ENTRIES SUPPLIED
┄┄┄┄┄┄┄┄┄┄┄┄┄┄┄┄┄┄┄┄
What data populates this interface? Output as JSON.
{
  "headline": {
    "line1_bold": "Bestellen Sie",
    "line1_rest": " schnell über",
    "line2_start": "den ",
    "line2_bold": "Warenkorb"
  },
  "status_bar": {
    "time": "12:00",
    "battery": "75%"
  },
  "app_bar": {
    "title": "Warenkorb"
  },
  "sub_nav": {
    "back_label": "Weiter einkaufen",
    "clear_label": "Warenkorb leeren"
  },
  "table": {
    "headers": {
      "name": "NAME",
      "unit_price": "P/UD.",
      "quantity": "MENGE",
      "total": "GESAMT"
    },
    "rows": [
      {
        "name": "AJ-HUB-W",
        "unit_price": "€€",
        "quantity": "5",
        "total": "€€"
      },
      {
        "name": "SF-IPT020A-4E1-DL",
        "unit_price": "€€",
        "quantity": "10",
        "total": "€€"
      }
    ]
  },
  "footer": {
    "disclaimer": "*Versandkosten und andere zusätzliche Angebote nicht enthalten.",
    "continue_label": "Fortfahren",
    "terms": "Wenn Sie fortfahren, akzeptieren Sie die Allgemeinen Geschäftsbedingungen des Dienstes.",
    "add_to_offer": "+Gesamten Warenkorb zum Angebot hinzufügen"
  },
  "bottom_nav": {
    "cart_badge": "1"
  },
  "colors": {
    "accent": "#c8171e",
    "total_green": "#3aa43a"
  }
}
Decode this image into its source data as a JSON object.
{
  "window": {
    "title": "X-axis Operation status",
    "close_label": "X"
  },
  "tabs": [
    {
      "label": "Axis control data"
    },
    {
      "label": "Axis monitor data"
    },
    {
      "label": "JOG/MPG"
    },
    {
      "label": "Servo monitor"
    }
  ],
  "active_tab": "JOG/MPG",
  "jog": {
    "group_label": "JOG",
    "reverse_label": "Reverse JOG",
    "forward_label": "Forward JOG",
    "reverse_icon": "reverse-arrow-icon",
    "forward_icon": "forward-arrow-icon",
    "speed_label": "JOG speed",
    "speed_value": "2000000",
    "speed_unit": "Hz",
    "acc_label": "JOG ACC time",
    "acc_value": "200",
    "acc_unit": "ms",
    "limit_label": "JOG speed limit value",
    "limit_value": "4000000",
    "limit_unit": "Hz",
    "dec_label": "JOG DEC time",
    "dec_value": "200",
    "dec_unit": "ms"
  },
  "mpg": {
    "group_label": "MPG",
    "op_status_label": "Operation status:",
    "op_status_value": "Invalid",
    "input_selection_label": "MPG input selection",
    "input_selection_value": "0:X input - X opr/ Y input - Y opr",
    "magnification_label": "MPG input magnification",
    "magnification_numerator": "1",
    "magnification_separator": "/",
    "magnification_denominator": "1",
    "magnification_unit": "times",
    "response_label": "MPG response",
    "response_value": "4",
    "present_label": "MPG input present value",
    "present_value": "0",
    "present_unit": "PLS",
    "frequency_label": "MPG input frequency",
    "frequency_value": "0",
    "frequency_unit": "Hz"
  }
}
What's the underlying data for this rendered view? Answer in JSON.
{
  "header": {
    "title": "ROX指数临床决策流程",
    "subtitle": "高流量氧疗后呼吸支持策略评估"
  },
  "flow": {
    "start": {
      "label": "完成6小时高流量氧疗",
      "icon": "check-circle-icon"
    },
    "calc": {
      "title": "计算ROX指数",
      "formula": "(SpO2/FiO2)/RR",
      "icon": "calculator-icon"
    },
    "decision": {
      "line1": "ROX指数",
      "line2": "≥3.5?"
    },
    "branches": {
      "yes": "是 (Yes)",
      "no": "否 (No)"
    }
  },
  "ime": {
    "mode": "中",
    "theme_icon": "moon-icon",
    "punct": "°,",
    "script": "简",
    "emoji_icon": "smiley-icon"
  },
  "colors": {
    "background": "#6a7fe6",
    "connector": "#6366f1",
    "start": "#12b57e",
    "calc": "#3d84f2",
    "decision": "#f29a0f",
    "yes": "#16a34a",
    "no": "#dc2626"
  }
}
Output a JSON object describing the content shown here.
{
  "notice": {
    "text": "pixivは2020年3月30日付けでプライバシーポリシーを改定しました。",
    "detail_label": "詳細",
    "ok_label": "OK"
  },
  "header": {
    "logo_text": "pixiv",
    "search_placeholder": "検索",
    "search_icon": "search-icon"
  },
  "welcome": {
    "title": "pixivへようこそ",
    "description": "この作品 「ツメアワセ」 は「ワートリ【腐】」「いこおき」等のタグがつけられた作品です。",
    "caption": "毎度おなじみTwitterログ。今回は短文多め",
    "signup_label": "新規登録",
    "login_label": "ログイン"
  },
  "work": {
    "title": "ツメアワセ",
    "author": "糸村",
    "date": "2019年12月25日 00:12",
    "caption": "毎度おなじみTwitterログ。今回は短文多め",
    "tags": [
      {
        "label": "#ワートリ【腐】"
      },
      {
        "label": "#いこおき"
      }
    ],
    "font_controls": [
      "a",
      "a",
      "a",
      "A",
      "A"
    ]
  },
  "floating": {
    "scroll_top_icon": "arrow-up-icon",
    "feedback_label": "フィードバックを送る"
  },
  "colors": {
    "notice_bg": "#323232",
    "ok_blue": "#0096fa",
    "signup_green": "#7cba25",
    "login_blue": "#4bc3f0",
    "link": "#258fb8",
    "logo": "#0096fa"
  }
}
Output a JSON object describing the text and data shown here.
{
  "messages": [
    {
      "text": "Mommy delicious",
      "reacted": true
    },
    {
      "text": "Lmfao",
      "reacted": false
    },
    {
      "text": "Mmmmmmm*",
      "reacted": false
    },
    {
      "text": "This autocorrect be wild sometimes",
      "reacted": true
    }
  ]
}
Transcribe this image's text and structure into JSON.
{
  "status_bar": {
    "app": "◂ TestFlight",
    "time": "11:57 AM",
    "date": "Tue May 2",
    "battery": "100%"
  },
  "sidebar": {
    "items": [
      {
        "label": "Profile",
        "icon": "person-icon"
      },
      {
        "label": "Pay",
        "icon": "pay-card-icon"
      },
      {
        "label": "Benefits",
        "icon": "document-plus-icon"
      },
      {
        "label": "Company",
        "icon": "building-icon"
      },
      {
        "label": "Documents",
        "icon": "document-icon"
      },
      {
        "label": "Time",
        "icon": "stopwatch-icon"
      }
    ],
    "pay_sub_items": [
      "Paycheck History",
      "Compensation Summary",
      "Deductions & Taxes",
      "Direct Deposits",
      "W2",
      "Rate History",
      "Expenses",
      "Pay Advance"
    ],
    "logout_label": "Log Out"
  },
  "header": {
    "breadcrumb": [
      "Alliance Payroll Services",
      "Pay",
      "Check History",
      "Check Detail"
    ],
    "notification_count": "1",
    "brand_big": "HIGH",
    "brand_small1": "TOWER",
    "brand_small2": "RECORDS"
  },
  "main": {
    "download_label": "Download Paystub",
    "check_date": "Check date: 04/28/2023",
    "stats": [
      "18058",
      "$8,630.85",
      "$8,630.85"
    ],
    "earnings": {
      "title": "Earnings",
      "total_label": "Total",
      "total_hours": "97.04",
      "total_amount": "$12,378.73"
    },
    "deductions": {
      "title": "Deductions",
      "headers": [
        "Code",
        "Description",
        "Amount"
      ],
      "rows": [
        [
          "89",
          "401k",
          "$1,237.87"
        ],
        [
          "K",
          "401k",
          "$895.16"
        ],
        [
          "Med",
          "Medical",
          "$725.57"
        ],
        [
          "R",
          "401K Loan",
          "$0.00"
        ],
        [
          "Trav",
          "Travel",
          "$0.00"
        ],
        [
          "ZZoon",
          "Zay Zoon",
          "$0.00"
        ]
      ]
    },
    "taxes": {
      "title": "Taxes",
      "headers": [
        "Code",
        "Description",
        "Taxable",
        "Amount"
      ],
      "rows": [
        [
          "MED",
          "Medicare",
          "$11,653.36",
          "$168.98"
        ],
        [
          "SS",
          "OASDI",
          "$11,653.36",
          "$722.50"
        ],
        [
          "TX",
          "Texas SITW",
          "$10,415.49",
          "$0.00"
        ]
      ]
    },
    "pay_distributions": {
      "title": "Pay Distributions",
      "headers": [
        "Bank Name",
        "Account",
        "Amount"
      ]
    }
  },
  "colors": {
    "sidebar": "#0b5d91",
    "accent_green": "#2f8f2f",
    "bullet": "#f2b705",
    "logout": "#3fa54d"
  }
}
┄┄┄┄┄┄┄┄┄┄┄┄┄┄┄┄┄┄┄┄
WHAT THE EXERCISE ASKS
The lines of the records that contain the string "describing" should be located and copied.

ANSWER TO THE EXERCISE
Output a JSON object describing the content shown here.
Output a JSON object describing the text and data shown here.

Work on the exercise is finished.